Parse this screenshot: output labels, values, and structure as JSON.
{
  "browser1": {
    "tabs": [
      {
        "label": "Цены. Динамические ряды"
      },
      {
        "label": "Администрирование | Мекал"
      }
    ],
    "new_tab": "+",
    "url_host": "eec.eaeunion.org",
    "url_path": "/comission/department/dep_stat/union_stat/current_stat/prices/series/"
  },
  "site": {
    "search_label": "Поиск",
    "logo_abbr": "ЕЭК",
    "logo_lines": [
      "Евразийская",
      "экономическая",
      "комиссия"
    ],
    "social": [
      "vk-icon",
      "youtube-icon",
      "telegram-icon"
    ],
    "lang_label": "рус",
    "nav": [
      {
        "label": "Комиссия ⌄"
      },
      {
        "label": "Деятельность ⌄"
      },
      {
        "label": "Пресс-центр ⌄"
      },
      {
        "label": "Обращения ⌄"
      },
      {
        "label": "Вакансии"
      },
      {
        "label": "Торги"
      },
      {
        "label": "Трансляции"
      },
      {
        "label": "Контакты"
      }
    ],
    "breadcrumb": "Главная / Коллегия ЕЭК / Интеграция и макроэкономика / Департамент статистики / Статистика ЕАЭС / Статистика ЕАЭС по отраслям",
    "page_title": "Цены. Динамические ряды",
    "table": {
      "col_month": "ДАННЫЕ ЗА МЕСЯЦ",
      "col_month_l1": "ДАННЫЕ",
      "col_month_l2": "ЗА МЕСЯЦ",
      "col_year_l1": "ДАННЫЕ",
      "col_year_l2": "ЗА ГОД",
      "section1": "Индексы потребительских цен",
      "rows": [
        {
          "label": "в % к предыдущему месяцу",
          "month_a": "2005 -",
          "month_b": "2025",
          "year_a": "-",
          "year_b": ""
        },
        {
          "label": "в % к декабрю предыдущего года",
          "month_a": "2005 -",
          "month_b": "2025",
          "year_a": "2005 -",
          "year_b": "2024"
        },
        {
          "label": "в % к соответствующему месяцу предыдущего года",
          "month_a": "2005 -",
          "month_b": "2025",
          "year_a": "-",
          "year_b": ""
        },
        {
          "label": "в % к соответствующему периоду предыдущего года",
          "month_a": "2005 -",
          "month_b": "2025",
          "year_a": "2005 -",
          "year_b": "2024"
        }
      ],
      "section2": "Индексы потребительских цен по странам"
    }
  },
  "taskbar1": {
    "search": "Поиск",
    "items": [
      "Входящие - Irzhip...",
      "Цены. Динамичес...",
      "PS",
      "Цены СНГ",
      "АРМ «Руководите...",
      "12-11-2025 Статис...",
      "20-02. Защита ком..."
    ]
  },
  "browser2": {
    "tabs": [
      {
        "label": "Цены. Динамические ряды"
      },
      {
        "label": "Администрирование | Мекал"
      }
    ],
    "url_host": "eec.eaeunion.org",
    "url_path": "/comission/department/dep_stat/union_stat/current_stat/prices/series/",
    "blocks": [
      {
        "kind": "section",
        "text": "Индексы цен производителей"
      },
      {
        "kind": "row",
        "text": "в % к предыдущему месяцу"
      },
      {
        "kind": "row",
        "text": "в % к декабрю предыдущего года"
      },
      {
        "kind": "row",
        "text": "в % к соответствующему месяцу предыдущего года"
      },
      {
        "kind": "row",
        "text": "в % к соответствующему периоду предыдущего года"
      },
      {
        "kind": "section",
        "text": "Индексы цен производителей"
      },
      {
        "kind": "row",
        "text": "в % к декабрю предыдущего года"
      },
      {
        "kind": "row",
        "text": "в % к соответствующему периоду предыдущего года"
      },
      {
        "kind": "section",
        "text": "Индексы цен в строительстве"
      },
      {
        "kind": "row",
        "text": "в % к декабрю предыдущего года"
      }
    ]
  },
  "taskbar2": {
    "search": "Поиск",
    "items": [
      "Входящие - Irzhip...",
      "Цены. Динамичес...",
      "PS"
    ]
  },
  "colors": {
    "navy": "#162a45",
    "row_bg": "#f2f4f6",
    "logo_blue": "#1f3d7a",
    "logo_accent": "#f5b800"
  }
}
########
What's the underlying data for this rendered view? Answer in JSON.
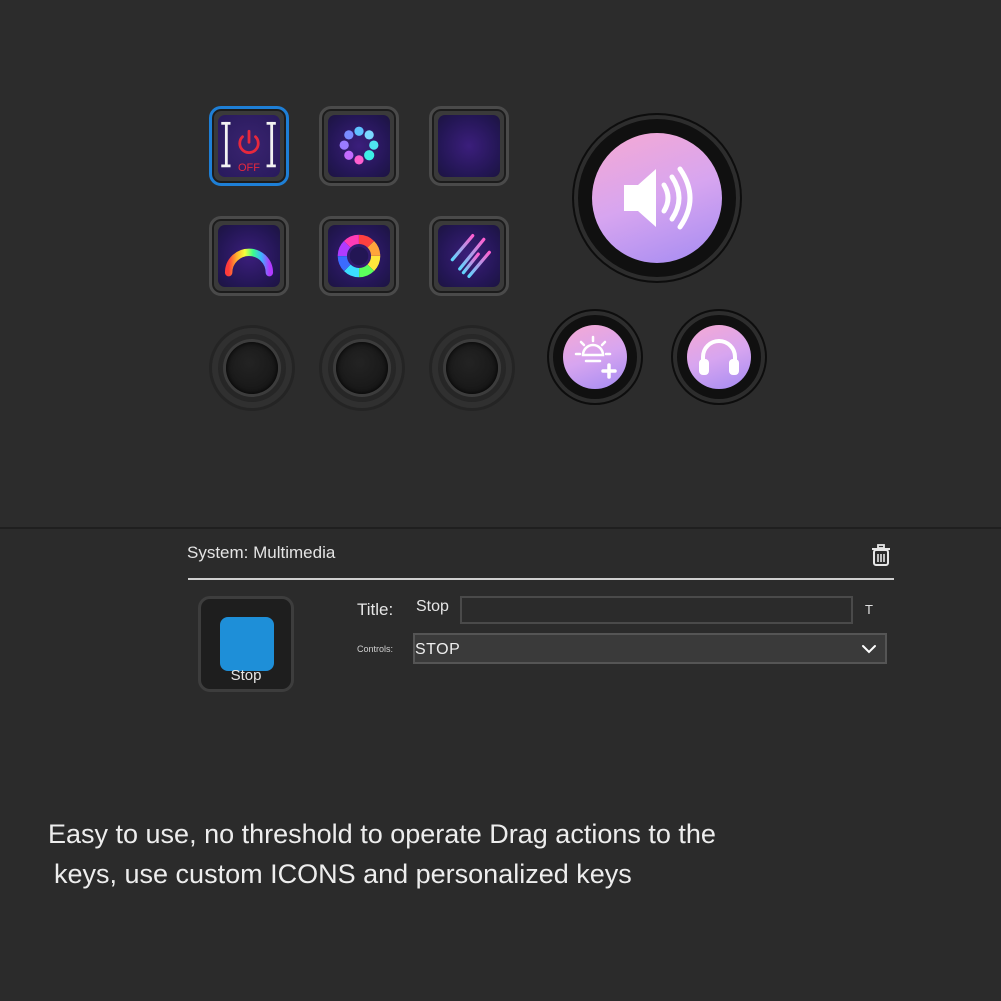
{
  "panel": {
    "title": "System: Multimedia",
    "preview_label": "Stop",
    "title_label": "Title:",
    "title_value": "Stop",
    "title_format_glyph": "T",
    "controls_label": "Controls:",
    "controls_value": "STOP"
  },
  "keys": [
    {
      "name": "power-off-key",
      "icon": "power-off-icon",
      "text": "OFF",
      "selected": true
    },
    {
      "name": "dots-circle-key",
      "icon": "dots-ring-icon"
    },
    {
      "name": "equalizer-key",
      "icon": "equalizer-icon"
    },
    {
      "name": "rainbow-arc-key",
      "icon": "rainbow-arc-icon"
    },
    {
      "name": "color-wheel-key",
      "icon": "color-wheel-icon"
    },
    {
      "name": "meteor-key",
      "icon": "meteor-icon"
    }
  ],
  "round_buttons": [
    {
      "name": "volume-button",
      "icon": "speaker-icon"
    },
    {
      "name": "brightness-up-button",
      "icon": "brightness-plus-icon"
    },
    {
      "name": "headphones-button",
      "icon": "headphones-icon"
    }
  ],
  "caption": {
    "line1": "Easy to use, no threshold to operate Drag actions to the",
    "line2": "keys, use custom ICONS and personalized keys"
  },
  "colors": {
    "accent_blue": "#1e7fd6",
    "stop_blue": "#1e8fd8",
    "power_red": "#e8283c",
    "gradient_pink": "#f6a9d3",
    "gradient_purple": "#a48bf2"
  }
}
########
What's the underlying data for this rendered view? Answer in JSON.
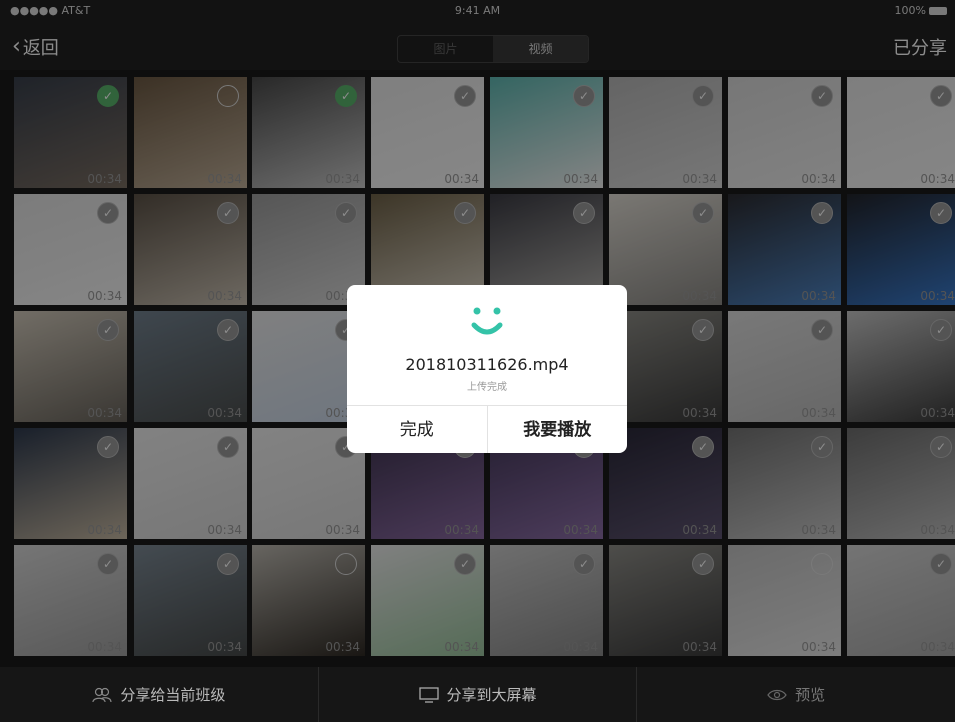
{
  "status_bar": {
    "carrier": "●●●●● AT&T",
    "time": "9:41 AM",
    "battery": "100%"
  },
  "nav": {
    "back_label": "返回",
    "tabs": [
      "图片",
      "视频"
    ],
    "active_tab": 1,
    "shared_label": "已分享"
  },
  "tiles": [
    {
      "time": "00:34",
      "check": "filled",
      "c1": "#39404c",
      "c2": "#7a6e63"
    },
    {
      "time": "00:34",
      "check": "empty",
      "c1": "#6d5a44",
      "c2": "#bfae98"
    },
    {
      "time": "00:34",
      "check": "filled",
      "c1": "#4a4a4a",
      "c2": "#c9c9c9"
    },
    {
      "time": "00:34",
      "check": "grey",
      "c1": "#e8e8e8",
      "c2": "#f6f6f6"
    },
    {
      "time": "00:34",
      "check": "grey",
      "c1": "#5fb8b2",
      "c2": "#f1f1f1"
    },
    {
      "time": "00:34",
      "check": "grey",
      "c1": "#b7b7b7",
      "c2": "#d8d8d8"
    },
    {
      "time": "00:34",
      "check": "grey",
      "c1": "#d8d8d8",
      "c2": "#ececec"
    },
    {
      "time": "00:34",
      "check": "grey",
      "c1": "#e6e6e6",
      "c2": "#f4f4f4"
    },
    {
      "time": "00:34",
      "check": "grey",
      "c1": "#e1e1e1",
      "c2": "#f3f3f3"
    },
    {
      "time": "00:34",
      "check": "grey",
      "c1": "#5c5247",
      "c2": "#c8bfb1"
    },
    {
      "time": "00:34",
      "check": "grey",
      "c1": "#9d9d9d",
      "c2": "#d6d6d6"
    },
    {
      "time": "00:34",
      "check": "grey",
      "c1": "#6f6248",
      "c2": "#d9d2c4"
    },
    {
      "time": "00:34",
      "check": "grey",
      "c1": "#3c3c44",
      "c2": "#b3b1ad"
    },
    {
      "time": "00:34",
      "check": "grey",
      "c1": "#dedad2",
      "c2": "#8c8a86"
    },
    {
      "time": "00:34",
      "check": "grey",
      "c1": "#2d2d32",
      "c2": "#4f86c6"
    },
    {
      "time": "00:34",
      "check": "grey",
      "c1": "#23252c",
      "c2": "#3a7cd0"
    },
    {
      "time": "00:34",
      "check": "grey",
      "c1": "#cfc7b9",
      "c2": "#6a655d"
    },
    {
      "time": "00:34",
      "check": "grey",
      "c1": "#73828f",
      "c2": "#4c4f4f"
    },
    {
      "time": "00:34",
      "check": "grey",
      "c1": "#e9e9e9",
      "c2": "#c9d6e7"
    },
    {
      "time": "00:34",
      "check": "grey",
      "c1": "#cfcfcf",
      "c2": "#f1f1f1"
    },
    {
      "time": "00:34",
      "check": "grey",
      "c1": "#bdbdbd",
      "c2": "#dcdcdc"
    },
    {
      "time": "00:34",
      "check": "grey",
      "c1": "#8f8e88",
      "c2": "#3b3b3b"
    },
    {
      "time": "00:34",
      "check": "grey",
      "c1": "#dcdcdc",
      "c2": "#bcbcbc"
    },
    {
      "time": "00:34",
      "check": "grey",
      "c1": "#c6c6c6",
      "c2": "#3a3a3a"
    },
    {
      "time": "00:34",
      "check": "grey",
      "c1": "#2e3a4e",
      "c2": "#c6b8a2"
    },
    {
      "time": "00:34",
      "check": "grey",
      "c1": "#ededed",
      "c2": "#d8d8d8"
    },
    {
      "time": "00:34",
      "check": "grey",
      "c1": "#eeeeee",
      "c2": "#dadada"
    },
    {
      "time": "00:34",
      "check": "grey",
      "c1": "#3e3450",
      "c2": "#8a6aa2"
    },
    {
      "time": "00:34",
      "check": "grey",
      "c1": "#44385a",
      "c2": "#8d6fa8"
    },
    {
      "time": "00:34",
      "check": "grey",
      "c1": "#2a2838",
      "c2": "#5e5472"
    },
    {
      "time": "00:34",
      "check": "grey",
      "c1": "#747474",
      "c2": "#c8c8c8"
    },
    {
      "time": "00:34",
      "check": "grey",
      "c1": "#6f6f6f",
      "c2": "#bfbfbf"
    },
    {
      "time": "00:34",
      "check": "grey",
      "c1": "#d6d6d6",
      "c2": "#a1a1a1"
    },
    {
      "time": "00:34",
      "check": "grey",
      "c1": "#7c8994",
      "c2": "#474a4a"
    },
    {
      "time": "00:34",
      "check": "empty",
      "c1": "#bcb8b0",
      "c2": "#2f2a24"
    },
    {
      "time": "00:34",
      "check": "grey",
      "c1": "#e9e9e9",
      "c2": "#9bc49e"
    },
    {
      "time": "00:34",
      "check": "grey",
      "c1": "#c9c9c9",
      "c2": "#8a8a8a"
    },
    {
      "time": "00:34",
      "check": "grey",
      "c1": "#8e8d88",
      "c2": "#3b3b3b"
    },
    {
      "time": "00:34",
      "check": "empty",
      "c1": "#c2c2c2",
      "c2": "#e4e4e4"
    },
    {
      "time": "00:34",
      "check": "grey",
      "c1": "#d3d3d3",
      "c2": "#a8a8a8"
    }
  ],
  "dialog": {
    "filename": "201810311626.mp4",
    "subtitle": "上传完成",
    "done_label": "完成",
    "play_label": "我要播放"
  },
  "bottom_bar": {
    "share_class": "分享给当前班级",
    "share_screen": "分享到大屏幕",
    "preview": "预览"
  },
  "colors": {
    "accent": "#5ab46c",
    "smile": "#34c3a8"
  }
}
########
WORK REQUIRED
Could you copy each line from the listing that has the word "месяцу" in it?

FINISHED TASK
          "label": "в % к предыдущему месяцу",
          "label": "в % к соответствующему месяцу предыдущего года",
        "text": "в % к предыдущему месяцу"
        "text": "в % к соответствующему месяцу предыдущего года"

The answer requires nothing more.